• What is expected: Repeat every record exactly, but omit the images.

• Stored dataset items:
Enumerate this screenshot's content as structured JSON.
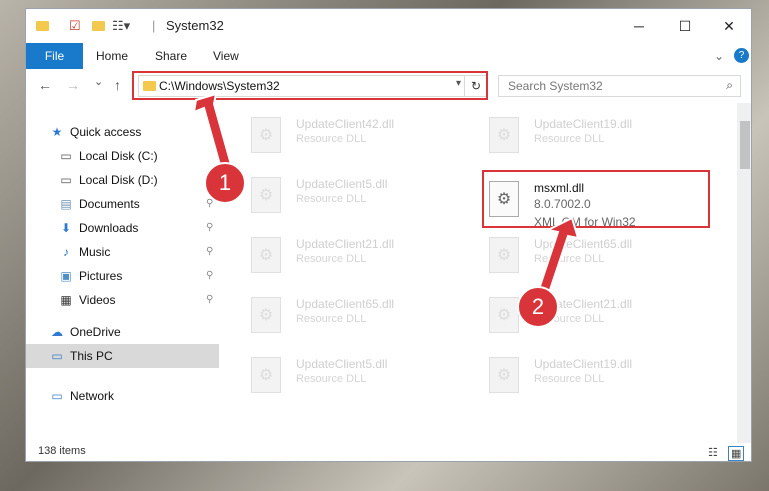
{
  "window": {
    "title": "System32",
    "quick_access_icons": [
      "folder-icon",
      "properties-check-icon",
      "new-folder-icon",
      "customize-icon"
    ],
    "controls": {
      "minimize": "─",
      "maximize": "☐",
      "close": "✕"
    }
  },
  "ribbon": {
    "tabs": [
      {
        "label": "File"
      },
      {
        "label": "Home"
      },
      {
        "label": "Share"
      },
      {
        "label": "View"
      }
    ],
    "expand_icon": "chevron-down-icon",
    "help_icon": "?"
  },
  "navigation": {
    "back_icon": "←",
    "forward_icon": "→",
    "recent_icon": "⌄",
    "up_icon": "↑",
    "address": "C:\\Windows\\System32",
    "refresh_icon": "↻",
    "search_placeholder": "Search System32"
  },
  "nav_pane": {
    "items": [
      {
        "label": "Quick access",
        "icon": "star-icon",
        "glyph": "★",
        "color": "#2d7bd1",
        "pinned": false
      },
      {
        "label": "Local Disk (C:)",
        "icon": "drive-icon",
        "glyph": "▭",
        "color": "#555555",
        "pinned": false
      },
      {
        "label": "Local Disk (D:)",
        "icon": "drive-icon",
        "glyph": "▭",
        "color": "#555555",
        "pinned": false
      },
      {
        "label": "Documents",
        "icon": "documents-icon",
        "glyph": "▤",
        "color": "#6b8fb5",
        "pinned": true
      },
      {
        "label": "Downloads",
        "icon": "download-arrow-icon",
        "glyph": "⬇",
        "color": "#2d7bd1",
        "pinned": true
      },
      {
        "label": "Music",
        "icon": "music-note-icon",
        "glyph": "♪",
        "color": "#2d7bd1",
        "pinned": true
      },
      {
        "label": "Pictures",
        "icon": "pictures-icon",
        "glyph": "▣",
        "color": "#4f8fc7",
        "pinned": true
      },
      {
        "label": "Videos",
        "icon": "film-icon",
        "glyph": "▦",
        "color": "#333333",
        "pinned": true
      },
      {
        "label": "OneDrive",
        "icon": "cloud-icon",
        "glyph": "☁",
        "color": "#2d7bd1",
        "pinned": false
      },
      {
        "label": "This PC",
        "icon": "computer-icon",
        "glyph": "▭",
        "color": "#3c82c4",
        "pinned": false,
        "selected": true
      },
      {
        "label": "Network",
        "icon": "network-icon",
        "glyph": "▭",
        "color": "#3c82c4",
        "pinned": false
      }
    ],
    "pin_glyph": "📌"
  },
  "files": [
    {
      "name": "UpdateClient42.dll",
      "type": "Resource DLL"
    },
    {
      "name": "UpdateClient19.dll",
      "type": "Resource DLL"
    },
    {
      "name": "UpdateClient5.dll",
      "type": "Resource DLL"
    },
    {
      "name": "msxml.dll",
      "version": "8.0.7002.0",
      "description": "XML OM for Win32",
      "highlighted": true
    },
    {
      "name": "UpdateClient21.dll",
      "type": "Resource DLL"
    },
    {
      "name": "UpdateClient65.dll",
      "type": "Resource DLL"
    },
    {
      "name": "UpdateClient65.dll",
      "type": "Resource DLL"
    },
    {
      "name": "UpdateClient21.dll",
      "type": "Resource DLL"
    },
    {
      "name": "UpdateClient5.dll",
      "type": "Resource DLL"
    },
    {
      "name": "UpdateClient19.dll",
      "type": "Resource DLL"
    }
  ],
  "status": {
    "item_count": "138 items"
  },
  "annotations": {
    "step1": "1",
    "step2": "2",
    "accent_color": "#d9343a"
  },
  "colors": {
    "file_tab": "#1979ca",
    "selection": "#d9d9d9"
  }
}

• Exercise answer:
Enumerate this screenshot's content as structured JSON.
{
  "window": {
    "title": "System32",
    "quick_access_icons": [
      "folder-icon",
      "properties-check-icon",
      "new-folder-icon",
      "customize-icon"
    ],
    "controls": {
      "minimize": "─",
      "maximize": "☐",
      "close": "✕"
    }
  },
  "ribbon": {
    "tabs": [
      {
        "label": "File"
      },
      {
        "label": "Home"
      },
      {
        "label": "Share"
      },
      {
        "label": "View"
      }
    ],
    "expand_icon": "chevron-down-icon",
    "help_icon": "?"
  },
  "navigation": {
    "back_icon": "←",
    "forward_icon": "→",
    "recent_icon": "⌄",
    "up_icon": "↑",
    "address": "C:\\Windows\\System32",
    "refresh_icon": "↻",
    "search_placeholder": "Search System32"
  },
  "nav_pane": {
    "items": [
      {
        "label": "Quick access",
        "icon": "star-icon",
        "glyph": "★",
        "color": "#2d7bd1",
        "pinned": false
      },
      {
        "label": "Local Disk (C:)",
        "icon": "drive-icon",
        "glyph": "▭",
        "color": "#555555",
        "pinned": false
      },
      {
        "label": "Local Disk (D:)",
        "icon": "drive-icon",
        "glyph": "▭",
        "color": "#555555",
        "pinned": false
      },
      {
        "label": "Documents",
        "icon": "documents-icon",
        "glyph": "▤",
        "color": "#6b8fb5",
        "pinned": true
      },
      {
        "label": "Downloads",
        "icon": "download-arrow-icon",
        "glyph": "⬇",
        "color": "#2d7bd1",
        "pinned": true
      },
      {
        "label": "Music",
        "icon": "music-note-icon",
        "glyph": "♪",
        "color": "#2d7bd1",
        "pinned": true
      },
      {
        "label": "Pictures",
        "icon": "pictures-icon",
        "glyph": "▣",
        "color": "#4f8fc7",
        "pinned": true
      },
      {
        "label": "Videos",
        "icon": "film-icon",
        "glyph": "▦",
        "color": "#333333",
        "pinned": true
      },
      {
        "label": "OneDrive",
        "icon": "cloud-icon",
        "glyph": "☁",
        "color": "#2d7bd1",
        "pinned": false
      },
      {
        "label": "This PC",
        "icon": "computer-icon",
        "glyph": "▭",
        "color": "#3c82c4",
        "pinned": false,
        "selected": true
      },
      {
        "label": "Network",
        "icon": "network-icon",
        "glyph": "▭",
        "color": "#3c82c4",
        "pinned": false
      }
    ],
    "pin_glyph": "📌"
  },
  "files": [
    {
      "name": "UpdateClient42.dll",
      "type": "Resource DLL"
    },
    {
      "name": "UpdateClient19.dll",
      "type": "Resource DLL"
    },
    {
      "name": "UpdateClient5.dll",
      "type": "Resource DLL"
    },
    {
      "name": "msxml.dll",
      "version": "8.0.7002.0",
      "description": "XML OM for Win32",
      "highlighted": true
    },
    {
      "name": "UpdateClient21.dll",
      "type": "Resource DLL"
    },
    {
      "name": "UpdateClient65.dll",
      "type": "Resource DLL"
    },
    {
      "name": "UpdateClient65.dll",
      "type": "Resource DLL"
    },
    {
      "name": "UpdateClient21.dll",
      "type": "Resource DLL"
    },
    {
      "name": "UpdateClient5.dll",
      "type": "Resource DLL"
    },
    {
      "name": "UpdateClient19.dll",
      "type": "Resource DLL"
    }
  ],
  "status": {
    "item_count": "138 items"
  },
  "annotations": {
    "step1": "1",
    "step2": "2",
    "accent_color": "#d9343a"
  },
  "colors": {
    "file_tab": "#1979ca",
    "selection": "#d9d9d9"
  }
}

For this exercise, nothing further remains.